I am going to enjoy the car as it sits; maybe get more seat time at the drag strip and try to beat my personal best, but I'm currently building a 1996 Civic hatch that will be powered by a K24A2 and ITBs for an entry-level road course car. I will also be building a 2000 Civic Si that will be a full drag car powered by a K-series with all-wheel-drive.
Sounds like this won't be the last we hear from you! Anything else you'd like to add before signing off?
I have had this exact Honda Civic since I was 22 years old. I am now 35. My passion for Hondas pretty much started when I arrived in the US with my family. I was 14 years old when we relocated to South San Francisco. My cousin Ed, who was a few years older than me, had comics and car magazines in his bedroom and I can vividly remember picking up Super Street magazine and turning the pages as I admired the cars in it and read the articles. Ed used to take me with him when he would go pick up new issues of the magazine which always got me excited. Ed and I used to say, "Someday, we will be in there." Even though we only lived in the Bay Area for a year, Ed definitely had an impact on why I still continue to build Hondas. My family decided to relocate to another state and so Ed and I somewhat stayed in touch.
I do remember a specific conversation we had over the phone, it was like a few months or so after we moved and he was telling me about the Civic Si that was coming out and he knew all the specs and the colors that it was going to be available in. Ed was very hyped about it and said he would want one someday and told me to read up on it when I got a chance. I told him I would. Time went by, we were fast-growing teenagers, and I was in a different state trying to find my own path. We lost touch for a while until we received a call from my aunt... My dad told me my cousin Ed was gone. I was shocked and heartbroken, I felt terrible for not keeping in touch with him, but that's when I knew I had to honor him and get a Civic, even if it was not an Si. From there, my Civic started out as daily driver with a few bolt-ons and it slowly escalated. It took 13 years to get to its current state, but I am honored and humbled to finally say, "Ed, we made it."
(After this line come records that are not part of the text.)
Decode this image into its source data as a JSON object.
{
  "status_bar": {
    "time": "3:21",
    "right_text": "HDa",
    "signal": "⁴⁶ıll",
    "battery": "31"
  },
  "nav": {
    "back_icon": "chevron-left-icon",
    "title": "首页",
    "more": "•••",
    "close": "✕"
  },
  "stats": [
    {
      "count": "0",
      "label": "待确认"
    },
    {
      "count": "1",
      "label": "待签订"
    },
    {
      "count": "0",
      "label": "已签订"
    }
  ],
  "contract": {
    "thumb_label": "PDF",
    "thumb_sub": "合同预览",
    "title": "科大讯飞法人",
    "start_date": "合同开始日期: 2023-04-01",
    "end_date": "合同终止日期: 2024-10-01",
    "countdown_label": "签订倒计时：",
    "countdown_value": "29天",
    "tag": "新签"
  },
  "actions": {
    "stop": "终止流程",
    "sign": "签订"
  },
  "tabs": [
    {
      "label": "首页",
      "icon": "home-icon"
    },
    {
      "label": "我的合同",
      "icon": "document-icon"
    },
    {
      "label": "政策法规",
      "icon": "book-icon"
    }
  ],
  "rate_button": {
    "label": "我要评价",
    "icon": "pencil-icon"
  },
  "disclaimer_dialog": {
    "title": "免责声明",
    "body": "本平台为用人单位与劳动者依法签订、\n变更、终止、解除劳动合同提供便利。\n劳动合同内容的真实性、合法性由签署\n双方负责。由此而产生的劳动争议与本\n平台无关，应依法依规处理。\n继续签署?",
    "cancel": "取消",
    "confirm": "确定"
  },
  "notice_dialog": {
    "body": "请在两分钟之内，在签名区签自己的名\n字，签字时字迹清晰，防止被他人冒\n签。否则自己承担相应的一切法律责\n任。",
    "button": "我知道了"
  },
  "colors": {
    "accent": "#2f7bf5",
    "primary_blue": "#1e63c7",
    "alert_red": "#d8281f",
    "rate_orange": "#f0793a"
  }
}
More hardcore Honda builds from inspirational enthusiasts:
Another EJ Coupe with OEM+ Styling
Another car we discovered at our LeMay show, this 1st-gen Civic widebody from Canada
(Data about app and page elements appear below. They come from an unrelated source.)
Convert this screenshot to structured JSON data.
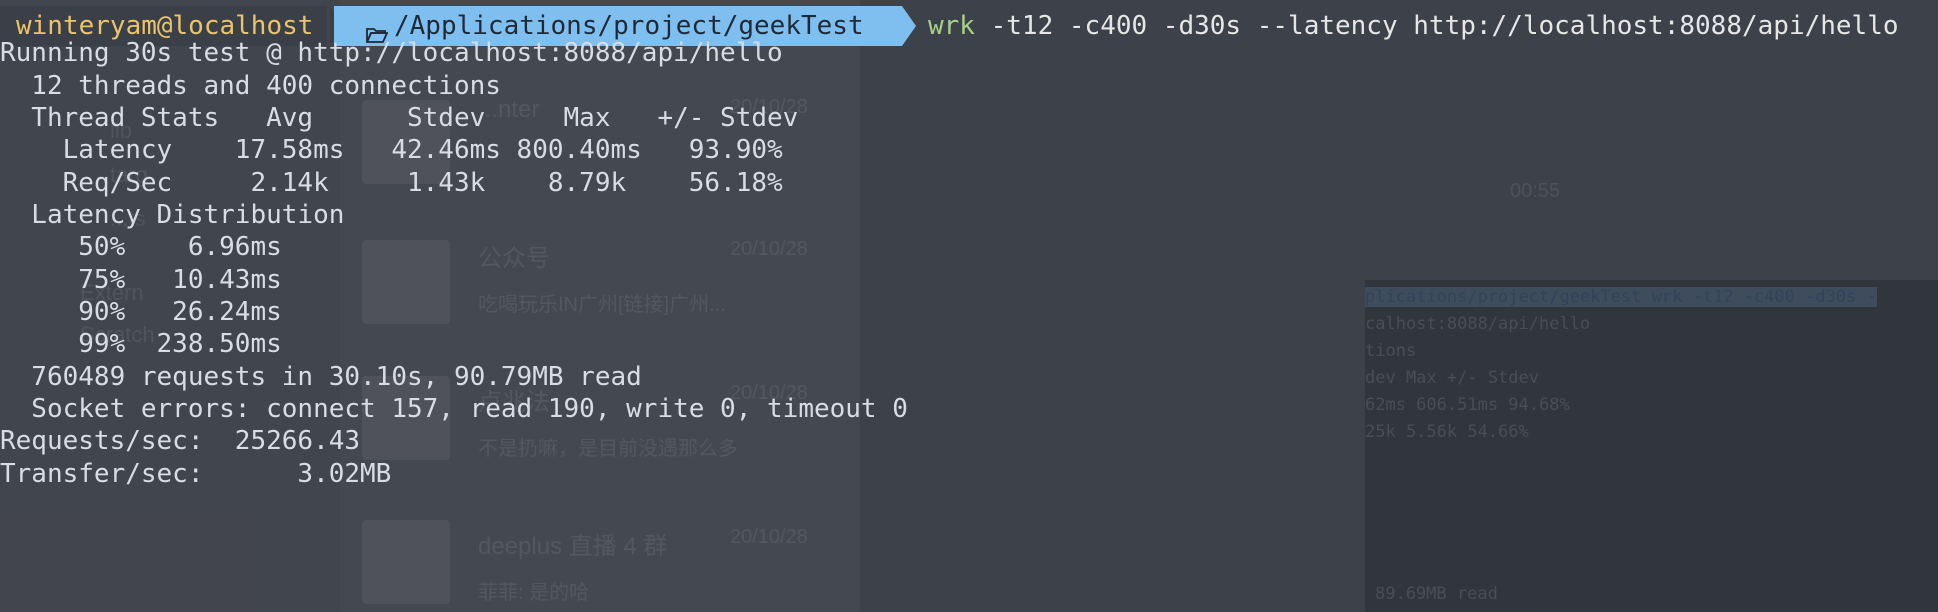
{
  "prompt": {
    "user_host": "winteryam@localhost",
    "path": "/Applications/project/geekTest",
    "command_exe": "wrk",
    "command_args": " -t12 -c400 -d30s --latency http://localhost:8088/api/hello"
  },
  "output": {
    "running": "Running 30s test @ http://localhost:8088/api/hello",
    "threads": "  12 threads and 400 connections",
    "stats_header": "  Thread Stats   Avg      Stdev     Max   +/- Stdev",
    "latency_row": "    Latency    17.58ms   42.46ms 800.40ms   93.90%",
    "reqsec_row": "    Req/Sec     2.14k     1.43k    8.79k    56.18%",
    "latency_dist": "  Latency Distribution",
    "p50": "     50%    6.96ms",
    "p75": "     75%   10.43ms",
    "p90": "     90%   26.24ms",
    "p99": "     99%  238.50ms",
    "requests": "  760489 requests in 30.10s, 90.79MB read",
    "socket_errors": "  Socket errors: connect 157, read 190, write 0, timeout 0",
    "requests_sec": "Requests/sec:  25266.43",
    "transfer_sec": "Transfer/sec:      3.02MB"
  },
  "background": {
    "chat_items": [
      {
        "name": "...nter",
        "date": "20/10/28",
        "preview": ""
      },
      {
        "name": "公众号",
        "date": "20/10/28",
        "preview": "吃喝玩乐IN广州[链接]广州..."
      },
      {
        "name": "卢兆法",
        "date": "20/10/28",
        "preview": "不是扔嘛，是目前没遇那么多"
      },
      {
        "name": "deeplus 直播 4 群",
        "date": "20/10/28",
        "preview": "菲菲: 是的哈"
      }
    ],
    "time_label": "00:55",
    "sidebar_items": [
      "lib",
      "targ",
      "...ts",
      "Extern",
      "Scratch"
    ],
    "ghost_terminal_lines": [
      "plications/project/geekTest  wrk -t12 -c400 -d30s -",
      "calhost:8088/api/hello",
      "tions",
      "dev     Max   +/- Stdev",
      "62ms 606.51ms   94.68%",
      "25k    5.56k    54.66%",
      "89.69MB read"
    ]
  },
  "colors": {
    "background": "#3d414a",
    "text": "#d9dde3",
    "user_host": "#e9c46a",
    "path_bg": "#7fbff0",
    "command_exe": "#a6d189"
  }
}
RC Garage's EM1, former Honda issue cover car that's won several top awards